GIVEN RECORDS |
##########
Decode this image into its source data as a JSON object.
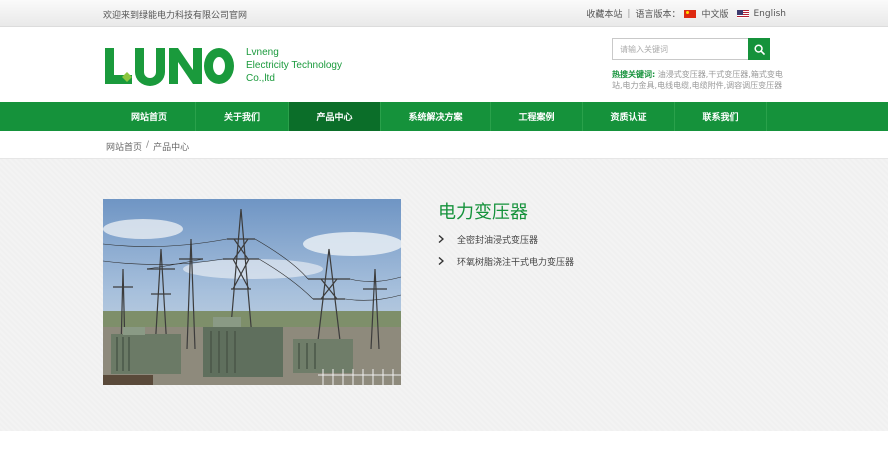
{
  "topbar": {
    "welcome": "欢迎来到绿能电力科技有限公司官网",
    "bookmark": "收藏本站",
    "separator": "|",
    "language_label": "语言版本：",
    "lang_cn": "中文版",
    "lang_en": "English"
  },
  "header": {
    "logo_alt": "LUNO",
    "company_line1": "Lvneng",
    "company_line2": "Electricity Technology",
    "company_line3": "Co.,ltd",
    "search_placeholder": "请输入关键词",
    "hot_label": "热搜关键词:",
    "hot_keywords": " 油浸式变压器,干式变压器,箱式变电站,电力金具,电线电缆,电缆附件,调容调压变压器"
  },
  "nav": {
    "items": [
      {
        "label": "网站首页"
      },
      {
        "label": "关于我们"
      },
      {
        "label": "产品中心"
      },
      {
        "label": "系统解决方案"
      },
      {
        "label": "工程案例"
      },
      {
        "label": "资质认证"
      },
      {
        "label": "联系我们"
      }
    ],
    "active_index": 2
  },
  "breadcrumb": {
    "home": "网站首页",
    "separator": "/",
    "current": "产品中心"
  },
  "product": {
    "title": "电力变压器",
    "items": [
      {
        "label": "全密封油浸式变压器"
      },
      {
        "label": "环氧树脂浇注干式电力变压器"
      }
    ]
  },
  "colors": {
    "brand_green": "#15923b",
    "nav_active": "#0b6e29"
  },
  "icons": {
    "search": "search-icon",
    "list_arrow": "chevron-right-icon",
    "flag_cn": "china-flag-icon",
    "flag_us": "us-flag-icon"
  }
}
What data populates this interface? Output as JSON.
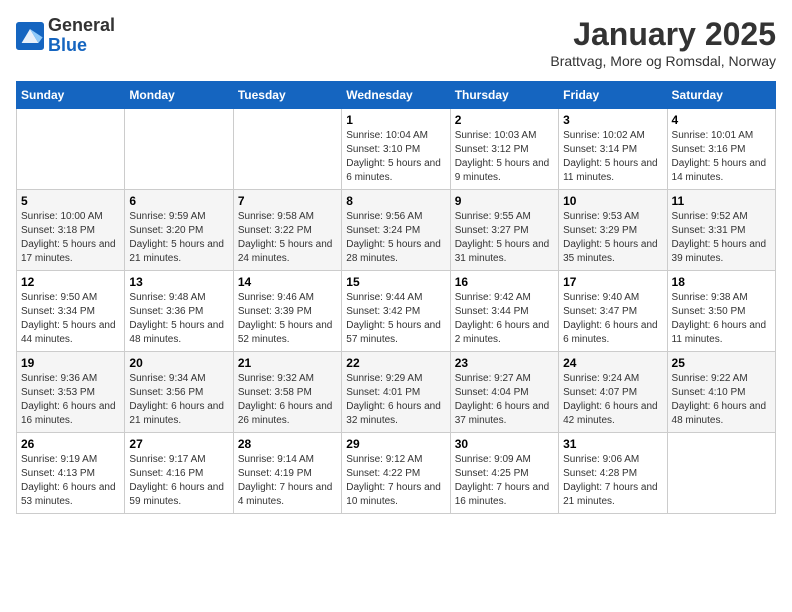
{
  "header": {
    "logo": {
      "general": "General",
      "blue": "Blue"
    },
    "title": "January 2025",
    "subtitle": "Brattvag, More og Romsdal, Norway"
  },
  "calendar": {
    "days_of_week": [
      "Sunday",
      "Monday",
      "Tuesday",
      "Wednesday",
      "Thursday",
      "Friday",
      "Saturday"
    ],
    "weeks": [
      [
        {
          "day": "",
          "info": ""
        },
        {
          "day": "",
          "info": ""
        },
        {
          "day": "",
          "info": ""
        },
        {
          "day": "1",
          "info": "Sunrise: 10:04 AM\nSunset: 3:10 PM\nDaylight: 5 hours and 6 minutes."
        },
        {
          "day": "2",
          "info": "Sunrise: 10:03 AM\nSunset: 3:12 PM\nDaylight: 5 hours and 9 minutes."
        },
        {
          "day": "3",
          "info": "Sunrise: 10:02 AM\nSunset: 3:14 PM\nDaylight: 5 hours and 11 minutes."
        },
        {
          "day": "4",
          "info": "Sunrise: 10:01 AM\nSunset: 3:16 PM\nDaylight: 5 hours and 14 minutes."
        }
      ],
      [
        {
          "day": "5",
          "info": "Sunrise: 10:00 AM\nSunset: 3:18 PM\nDaylight: 5 hours and 17 minutes."
        },
        {
          "day": "6",
          "info": "Sunrise: 9:59 AM\nSunset: 3:20 PM\nDaylight: 5 hours and 21 minutes."
        },
        {
          "day": "7",
          "info": "Sunrise: 9:58 AM\nSunset: 3:22 PM\nDaylight: 5 hours and 24 minutes."
        },
        {
          "day": "8",
          "info": "Sunrise: 9:56 AM\nSunset: 3:24 PM\nDaylight: 5 hours and 28 minutes."
        },
        {
          "day": "9",
          "info": "Sunrise: 9:55 AM\nSunset: 3:27 PM\nDaylight: 5 hours and 31 minutes."
        },
        {
          "day": "10",
          "info": "Sunrise: 9:53 AM\nSunset: 3:29 PM\nDaylight: 5 hours and 35 minutes."
        },
        {
          "day": "11",
          "info": "Sunrise: 9:52 AM\nSunset: 3:31 PM\nDaylight: 5 hours and 39 minutes."
        }
      ],
      [
        {
          "day": "12",
          "info": "Sunrise: 9:50 AM\nSunset: 3:34 PM\nDaylight: 5 hours and 44 minutes."
        },
        {
          "day": "13",
          "info": "Sunrise: 9:48 AM\nSunset: 3:36 PM\nDaylight: 5 hours and 48 minutes."
        },
        {
          "day": "14",
          "info": "Sunrise: 9:46 AM\nSunset: 3:39 PM\nDaylight: 5 hours and 52 minutes."
        },
        {
          "day": "15",
          "info": "Sunrise: 9:44 AM\nSunset: 3:42 PM\nDaylight: 5 hours and 57 minutes."
        },
        {
          "day": "16",
          "info": "Sunrise: 9:42 AM\nSunset: 3:44 PM\nDaylight: 6 hours and 2 minutes."
        },
        {
          "day": "17",
          "info": "Sunrise: 9:40 AM\nSunset: 3:47 PM\nDaylight: 6 hours and 6 minutes."
        },
        {
          "day": "18",
          "info": "Sunrise: 9:38 AM\nSunset: 3:50 PM\nDaylight: 6 hours and 11 minutes."
        }
      ],
      [
        {
          "day": "19",
          "info": "Sunrise: 9:36 AM\nSunset: 3:53 PM\nDaylight: 6 hours and 16 minutes."
        },
        {
          "day": "20",
          "info": "Sunrise: 9:34 AM\nSunset: 3:56 PM\nDaylight: 6 hours and 21 minutes."
        },
        {
          "day": "21",
          "info": "Sunrise: 9:32 AM\nSunset: 3:58 PM\nDaylight: 6 hours and 26 minutes."
        },
        {
          "day": "22",
          "info": "Sunrise: 9:29 AM\nSunset: 4:01 PM\nDaylight: 6 hours and 32 minutes."
        },
        {
          "day": "23",
          "info": "Sunrise: 9:27 AM\nSunset: 4:04 PM\nDaylight: 6 hours and 37 minutes."
        },
        {
          "day": "24",
          "info": "Sunrise: 9:24 AM\nSunset: 4:07 PM\nDaylight: 6 hours and 42 minutes."
        },
        {
          "day": "25",
          "info": "Sunrise: 9:22 AM\nSunset: 4:10 PM\nDaylight: 6 hours and 48 minutes."
        }
      ],
      [
        {
          "day": "26",
          "info": "Sunrise: 9:19 AM\nSunset: 4:13 PM\nDaylight: 6 hours and 53 minutes."
        },
        {
          "day": "27",
          "info": "Sunrise: 9:17 AM\nSunset: 4:16 PM\nDaylight: 6 hours and 59 minutes."
        },
        {
          "day": "28",
          "info": "Sunrise: 9:14 AM\nSunset: 4:19 PM\nDaylight: 7 hours and 4 minutes."
        },
        {
          "day": "29",
          "info": "Sunrise: 9:12 AM\nSunset: 4:22 PM\nDaylight: 7 hours and 10 minutes."
        },
        {
          "day": "30",
          "info": "Sunrise: 9:09 AM\nSunset: 4:25 PM\nDaylight: 7 hours and 16 minutes."
        },
        {
          "day": "31",
          "info": "Sunrise: 9:06 AM\nSunset: 4:28 PM\nDaylight: 7 hours and 21 minutes."
        },
        {
          "day": "",
          "info": ""
        }
      ]
    ]
  }
}
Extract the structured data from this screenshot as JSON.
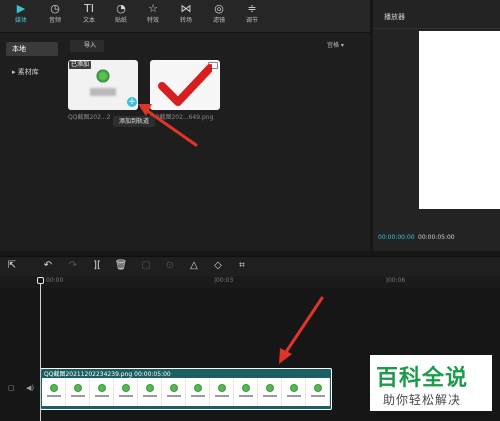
{
  "toolbar": {
    "items": [
      {
        "label": "媒体",
        "icon": "media-icon",
        "glyph": "▶"
      },
      {
        "label": "音频",
        "icon": "audio-icon",
        "glyph": "◷"
      },
      {
        "label": "文本",
        "icon": "text-icon",
        "glyph": "TI"
      },
      {
        "label": "贴纸",
        "icon": "sticker-icon",
        "glyph": "◔"
      },
      {
        "label": "特效",
        "icon": "effects-icon",
        "glyph": "☆"
      },
      {
        "label": "转场",
        "icon": "transition-icon",
        "glyph": "⋈"
      },
      {
        "label": "滤镜",
        "icon": "filter-icon",
        "glyph": "◎"
      },
      {
        "label": "调节",
        "icon": "adjust-icon",
        "glyph": "≑"
      }
    ]
  },
  "sidenav": {
    "items": [
      {
        "label": "本地"
      },
      {
        "label": "▸ 素材库"
      }
    ]
  },
  "media": {
    "import_label": "导入",
    "view_label": "宫格 ▾",
    "items": [
      {
        "badge": "已添加",
        "filename": "QQ截图202...2"
      },
      {
        "badge": "",
        "filename": "QQ截图202...649.png"
      }
    ],
    "add_button": "+",
    "tooltip": "添加到轨道"
  },
  "player": {
    "title": "播放器",
    "time_current": "00:00:00:00",
    "time_total": "00:00:05:00"
  },
  "timeline": {
    "tools": [
      "⇱",
      "↶",
      "↷",
      "][",
      "🗑",
      "▢",
      "⊙",
      "△",
      "◇",
      "⌗"
    ],
    "ruler_ticks": [
      "00:00",
      "|00:03",
      "|00:06"
    ],
    "clip_label": "QQ截图20211202234239.png   00:00:05:00"
  },
  "watermark": {
    "logo": "百科全说",
    "subtitle": "助你轻松解决"
  },
  "colors": {
    "accent": "#3fc0d8",
    "arrow": "#e0342b",
    "clip": "#1b5f63"
  }
}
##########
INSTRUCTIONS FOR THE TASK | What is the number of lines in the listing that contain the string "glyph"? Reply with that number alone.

SOLUTION | 8